Release Date: July 24. 2015
Director: Jake Schreier
Writer: John Green (author), Scott Neustadter (screenplay), Michael H. Weber (screenplay)
Cast: Nat Wolff, Cara Delevingne, Austin Abrams, Justice Smith, Halston Sage, Jaz Sinclair, Cara Buono, Josiah Cerio, Hannah Alligood, Meg Crosbie, Griffin Freeman, Caitlin Carver, RJ Shearer, Susan Macke Miller, Tom Hillmann, Stevie Ray Dallimore, Jay Duplass
MPAA Rating: PG-13
Runtime: 109 minutes
Production Company: Fox 2000 Pictures, Temple Hill Entertainment
Genre: Drama, Mystery, Romance
Depending on who you are, there can be a great number of things to appreciate about Paper Towns. It’s a fascinating movie about the power of friendship, adventure, and wonder. It’s about believing in yourself and taking that leap forward with no regrets. Everyone is familiar with this notion in some sense which makes the film that much more relatable. It’s funny, caring, and filled with love, that may force you to reminisce on all your past trials and challenges.
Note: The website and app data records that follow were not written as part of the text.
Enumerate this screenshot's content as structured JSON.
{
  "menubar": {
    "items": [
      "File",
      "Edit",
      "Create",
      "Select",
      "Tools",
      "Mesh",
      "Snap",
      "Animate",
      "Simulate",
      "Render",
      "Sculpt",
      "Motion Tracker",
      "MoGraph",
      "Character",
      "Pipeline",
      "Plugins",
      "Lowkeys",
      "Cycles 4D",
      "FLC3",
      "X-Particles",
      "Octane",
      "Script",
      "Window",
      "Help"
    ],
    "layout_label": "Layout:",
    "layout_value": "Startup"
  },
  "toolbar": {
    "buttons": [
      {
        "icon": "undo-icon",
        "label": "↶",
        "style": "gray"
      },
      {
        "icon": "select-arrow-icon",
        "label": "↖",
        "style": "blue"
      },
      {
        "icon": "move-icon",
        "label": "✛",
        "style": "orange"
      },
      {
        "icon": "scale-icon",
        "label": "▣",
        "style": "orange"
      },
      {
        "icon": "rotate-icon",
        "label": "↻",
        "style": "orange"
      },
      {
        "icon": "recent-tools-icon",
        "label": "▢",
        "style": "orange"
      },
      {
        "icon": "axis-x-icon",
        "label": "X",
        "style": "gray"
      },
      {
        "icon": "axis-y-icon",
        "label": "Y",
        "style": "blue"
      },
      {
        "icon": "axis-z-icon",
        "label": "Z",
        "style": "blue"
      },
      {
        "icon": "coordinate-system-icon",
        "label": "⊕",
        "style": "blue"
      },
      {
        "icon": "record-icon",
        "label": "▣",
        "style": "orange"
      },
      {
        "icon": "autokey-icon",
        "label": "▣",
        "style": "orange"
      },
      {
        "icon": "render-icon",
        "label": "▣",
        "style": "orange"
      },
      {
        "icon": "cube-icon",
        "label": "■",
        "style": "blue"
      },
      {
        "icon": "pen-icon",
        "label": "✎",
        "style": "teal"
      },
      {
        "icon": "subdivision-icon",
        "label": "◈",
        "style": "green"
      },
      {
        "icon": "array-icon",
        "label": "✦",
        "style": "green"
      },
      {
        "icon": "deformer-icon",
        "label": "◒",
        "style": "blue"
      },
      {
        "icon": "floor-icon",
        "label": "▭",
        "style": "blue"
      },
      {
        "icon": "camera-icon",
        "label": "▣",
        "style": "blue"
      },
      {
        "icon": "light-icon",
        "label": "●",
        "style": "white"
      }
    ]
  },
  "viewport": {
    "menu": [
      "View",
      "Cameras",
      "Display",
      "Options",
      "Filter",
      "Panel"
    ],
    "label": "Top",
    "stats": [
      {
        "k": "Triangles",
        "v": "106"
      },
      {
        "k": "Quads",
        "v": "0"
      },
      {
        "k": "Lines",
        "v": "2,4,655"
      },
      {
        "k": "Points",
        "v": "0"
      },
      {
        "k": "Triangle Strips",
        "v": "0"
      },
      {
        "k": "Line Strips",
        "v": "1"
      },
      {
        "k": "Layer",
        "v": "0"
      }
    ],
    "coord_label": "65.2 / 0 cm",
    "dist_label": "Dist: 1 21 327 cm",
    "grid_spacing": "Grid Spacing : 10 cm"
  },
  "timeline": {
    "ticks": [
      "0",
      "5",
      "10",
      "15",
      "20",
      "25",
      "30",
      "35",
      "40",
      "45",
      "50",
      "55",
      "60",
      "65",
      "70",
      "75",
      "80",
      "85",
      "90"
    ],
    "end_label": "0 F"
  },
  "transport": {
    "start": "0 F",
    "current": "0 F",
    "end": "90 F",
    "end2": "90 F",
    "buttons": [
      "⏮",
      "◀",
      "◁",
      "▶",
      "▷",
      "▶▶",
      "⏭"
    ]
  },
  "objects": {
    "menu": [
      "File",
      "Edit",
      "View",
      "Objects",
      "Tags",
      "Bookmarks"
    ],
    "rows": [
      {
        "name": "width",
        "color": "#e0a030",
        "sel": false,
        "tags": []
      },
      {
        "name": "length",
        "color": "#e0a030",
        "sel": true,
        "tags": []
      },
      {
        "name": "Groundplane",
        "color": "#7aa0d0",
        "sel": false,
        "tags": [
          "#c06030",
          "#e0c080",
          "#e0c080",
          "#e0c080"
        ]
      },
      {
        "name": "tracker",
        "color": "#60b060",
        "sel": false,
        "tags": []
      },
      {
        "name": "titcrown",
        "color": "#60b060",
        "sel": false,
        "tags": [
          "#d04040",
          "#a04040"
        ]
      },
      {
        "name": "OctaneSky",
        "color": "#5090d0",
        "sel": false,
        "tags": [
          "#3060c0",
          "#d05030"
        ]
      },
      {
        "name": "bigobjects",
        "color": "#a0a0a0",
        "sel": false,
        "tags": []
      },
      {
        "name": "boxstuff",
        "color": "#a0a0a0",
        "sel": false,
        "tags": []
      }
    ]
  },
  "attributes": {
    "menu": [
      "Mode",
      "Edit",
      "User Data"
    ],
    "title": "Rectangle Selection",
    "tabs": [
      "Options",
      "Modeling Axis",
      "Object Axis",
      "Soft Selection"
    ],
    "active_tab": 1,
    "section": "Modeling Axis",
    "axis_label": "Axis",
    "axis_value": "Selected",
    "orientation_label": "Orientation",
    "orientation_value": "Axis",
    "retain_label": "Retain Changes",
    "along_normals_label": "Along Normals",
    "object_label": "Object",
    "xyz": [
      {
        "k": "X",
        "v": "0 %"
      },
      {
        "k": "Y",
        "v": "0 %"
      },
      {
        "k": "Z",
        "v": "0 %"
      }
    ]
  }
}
It made me realize again what’s important in my own life and to only focus on that. So it’s moving in a way, but still not perfect. While the majority of the film can be praised most highly, some of the pacing towards the end knocks the wind out of you, and you’re gasping for air.
From the beginning, ‘Paper Towns’ took me back to my childhood. Expressing the same emotions most adolescent boys go through. It took its time to set up the scenes which put everything in perspective for the ride to come. That ride is an adventurous journey that pushes you to tear down your own barriers, and come out three times better on the other end.
Small windows of opportunity seldom present themselves, and when you don’t take advantage the feeling of regret haunts you. That’s the dilemma for main character Quentin (Nat Wolff). I wouldn’t call him crazy, but his obsessive passion is respected. He’s on a mission to find happiness with his two best friends Ben (Austin Abrams), and Radar (Justice Smith), and the wealth of the film is in their friendship. This isn’t a fairytale, they fight, and get along just like any other group of friends would. They’re honest with each other during the good times and the bad. Regardless of age in the real world, their performance as high school students was spot on, which made the film that much more enjoyable.
The adventure these gentleman partake on was a nice treat as well. Not knowing what’s around the corner, but storming full speed ahead was exciting. It did take a while to get to this point which did become a bit tiresome. The film almost feels like a two part series that was combined into one film. Part one being the first adventure with Margo (Cara Delevingne), and part two a countrywide search. In my opinion this was my biggest issue with the film. I’m pointing it out because everything else was spectacular. On many occasions an adventure would start between the characters. Excitement would rise, higher and higher each moment, only to be knocked back down by a poorly transitioned detour. Imagine you’re with a group of loved ones. You’re tired, beat up, and fatigued. Out of the blue someone finds the motivation to change the world, and the destination is only miles away. Someone in your party makes an epic speech, confidence is gained, and you’re off like a bat out of hell down the highway to happiness. Then out of nowhere the characters have to stop because someone left their wallet at the checkout counter at the last stop. It takes the momentum away from the moment. This scenario I explained didn’t happen exactly as I put it in the film, but it does relate to my emotions as they went up and down like a roller coaster as I watched this gang of guys on screen.
Fortunately that’s only one aspect of the film. Even from the start, the panning camera and slow motion shots puts you right in the moment of what that character is feeling. It reminds you of your old days as a child growing up through high school, which is like adding a cherry on top. Combine that with an upbeat soundtrack that bob’s your head, sending electricity down your spine, and you have a winner. Paper Towns has his monumental moments, some pacing issues towards the end, but was a surprise fun summer movie that will stand its time for this generations. It’s hilarious laugh out loud funny, with characters who are real, and bleed like you and me. You know a film is great when you want to call your friend from the past just to see if they’re ok. That what Paper Towns did for me.